(Beginning of AVAILABLE DATA)

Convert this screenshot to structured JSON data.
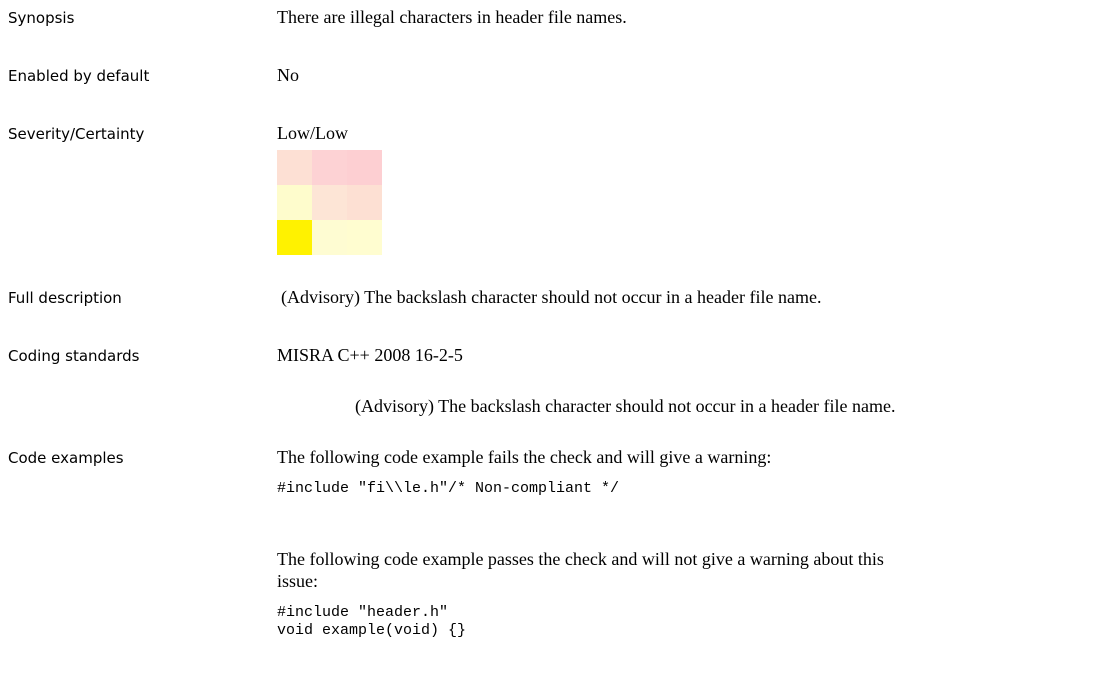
{
  "rows": {
    "synopsis": {
      "label": "Synopsis",
      "value": "There are illegal characters in header file names."
    },
    "enabled": {
      "label": "Enabled by default",
      "value": "No"
    },
    "severity": {
      "label": "Severity/Certainty",
      "value": "Low/Low"
    },
    "full_description": {
      "label": "Full description",
      "value": "(Advisory) The backslash character should not occur in a header file name."
    },
    "coding_standards": {
      "label": "Coding standards",
      "standard": "MISRA C++ 2008 16-2-5",
      "rule_text": "(Advisory) The backslash character should not occur in a header file name."
    },
    "code_examples": {
      "label": "Code examples",
      "fail_intro": "The following code example fails the check and will give a warning:",
      "fail_code": "#include \"fi\\\\le.h\"/* Non-compliant */",
      "pass_intro_line1": "The following code example passes the check and will not give a warning about this",
      "pass_intro_line2": "issue:",
      "pass_code_line1": "#include \"header.h\"",
      "pass_code_line2": "void example(void) {}"
    }
  },
  "severity_matrix": {
    "colors": [
      [
        "#fde0d4",
        "#fdd2d4",
        "#fdcfd2"
      ],
      [
        "#fefccc",
        "#fde5d6",
        "#fde0d3"
      ],
      [
        "#fff200",
        "#fefcd2",
        "#fffdd0"
      ]
    ]
  }
}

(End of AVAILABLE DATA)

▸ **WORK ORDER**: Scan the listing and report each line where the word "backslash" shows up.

▸ **RESPONSE TO THE EXERCISE**:
      "value": "(Advisory) The backslash character should not occur in a header file name."
      "rule_text": "(Advisory) The backslash character should not occur in a header file name."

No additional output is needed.